By Patrick Cronin
Hampton Union, Friday, March 27, 2009
[The following article is courtesy of the Hampton Union and Seacoast Online.]
along with other areas around the perimeter of the restaurant's property
belong to the town.
HAMPTON — Town Manager Fred Welch said the defeat of Article 39 at the March 10 election may force the town to do something it doesn't want to do — reclaim town-owned land currently being used by the Galley Hatch.
"What does that mean for the Galley Hatch property?" Welch told selectmen during Monday night's meeting. "Let me blunt. There is parking in front of the bank, a row of parking at the Galley Hatch and a sliver of the Galley Hatch building that is on the town highway. That has all got to go.
"I'm not particularly looking to do that, but at this point the town voted no, and, legally, they can't be on public property," the town manager said. "That is the bottom line."
Voters rejected the article that would have solved the problem by deeding town-owned land to Galley Hatch owner John Tinios in exchange for reconfiguration of the intersection of Route 1 and Winnacunnet Road.
Tinios offered to square off the intersection eliminating the spur road in order to improve what some residents have called one of the "most dangerous intersections in town".
In return, Tinios would have gained ownership of town land that his property currently encroaches on, as well as additional land for six more parking spots.
Reached on Wednesday, Welch backed down from the comments he made Monday night that all encroachments on town land would need to be removed.
"It's something we have to work through with the owner of the property," Welch said. "Right now, we don't have any authority to allow them to use town land."
While the encroachments have been there for years, officials said previous boards have done nothing about it.
Selectmen Chairman Rick Griffin said the board and Galley Hatch owners will have to come up with an equitable solution now that the issue is out there.

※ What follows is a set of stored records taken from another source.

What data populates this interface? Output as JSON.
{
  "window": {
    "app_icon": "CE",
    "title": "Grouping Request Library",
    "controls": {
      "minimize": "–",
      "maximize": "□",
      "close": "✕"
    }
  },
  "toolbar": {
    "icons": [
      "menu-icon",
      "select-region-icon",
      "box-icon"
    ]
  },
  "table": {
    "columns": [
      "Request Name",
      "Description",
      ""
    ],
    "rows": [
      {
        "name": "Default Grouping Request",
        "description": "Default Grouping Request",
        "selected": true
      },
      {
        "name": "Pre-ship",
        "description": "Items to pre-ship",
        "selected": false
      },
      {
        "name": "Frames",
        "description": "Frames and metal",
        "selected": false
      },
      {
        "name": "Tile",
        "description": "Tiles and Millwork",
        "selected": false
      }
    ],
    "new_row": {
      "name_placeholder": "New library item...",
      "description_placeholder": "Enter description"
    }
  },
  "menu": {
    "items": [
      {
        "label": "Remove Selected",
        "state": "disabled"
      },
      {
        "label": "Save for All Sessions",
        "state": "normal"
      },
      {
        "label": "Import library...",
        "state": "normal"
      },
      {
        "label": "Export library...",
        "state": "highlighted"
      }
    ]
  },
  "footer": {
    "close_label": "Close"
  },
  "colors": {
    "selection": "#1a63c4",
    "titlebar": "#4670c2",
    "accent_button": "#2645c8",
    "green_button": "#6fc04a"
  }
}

Griffin said he believes voters turned the article down because they didn't want to see a T-shaped intersection or a traffic light installed there.
"I don't think they voted against it because they wanted to hurt the Galley Hatch," Griffin said. "We need to find a solution, not cause a problem."

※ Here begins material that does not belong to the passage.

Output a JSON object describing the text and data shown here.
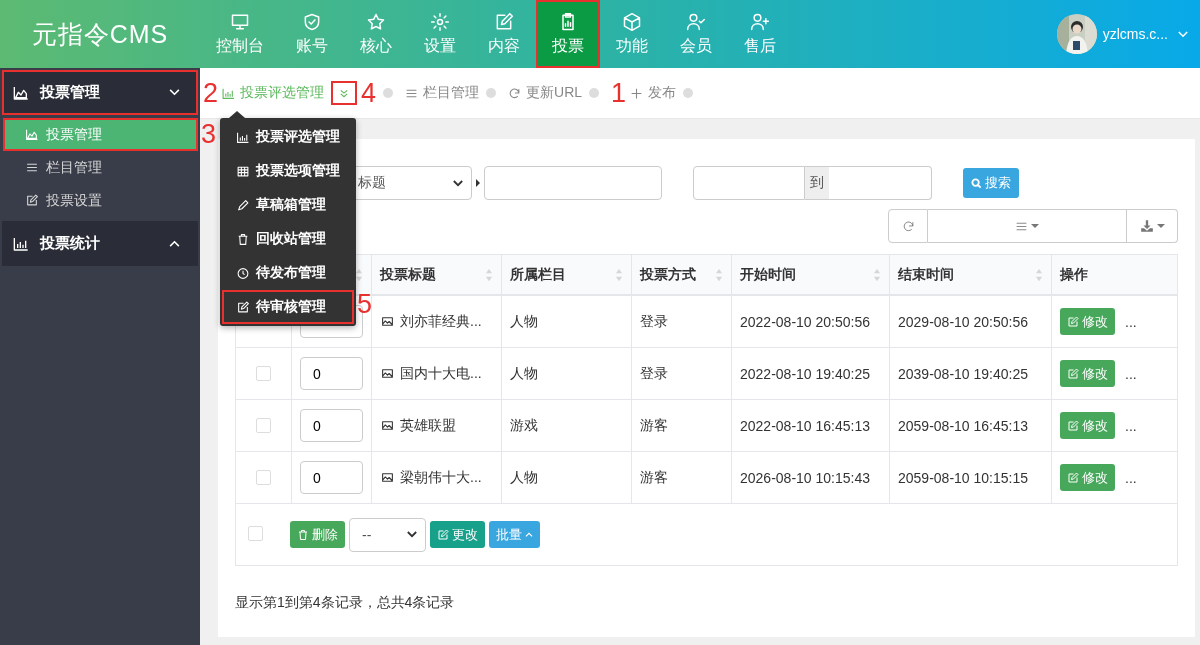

Selectman Bill Lally said he's hopeful something can be worked out to allow the Galley Hatch to continue using the land.
"What business in there right mind would want to come to a town that treats businesses like that?" Lally said. "We are not talking about a huge amount of land here, we are talking about miniscule parcels that would do the town no good if we took it over."
Lally said the town is the one who dropped the ball when it approved the construction of the Citizen's Bank, Galley Hatch and Hampton Cinema Six.
"People are not (purposely) building on town land," said Lally. "That should have been caught years and years ago. That was our mistake.
"Because the town made a mistake are we going to go in there now and take it back?" the selectman said. "The answer to me is no."
Welch said the town intends to work with Galley Hatch to resolve the issue.
"It's a problem we have to solve," Welch said. "Hopefully, we can solve it and everyone can walk away with good feelings at the other end."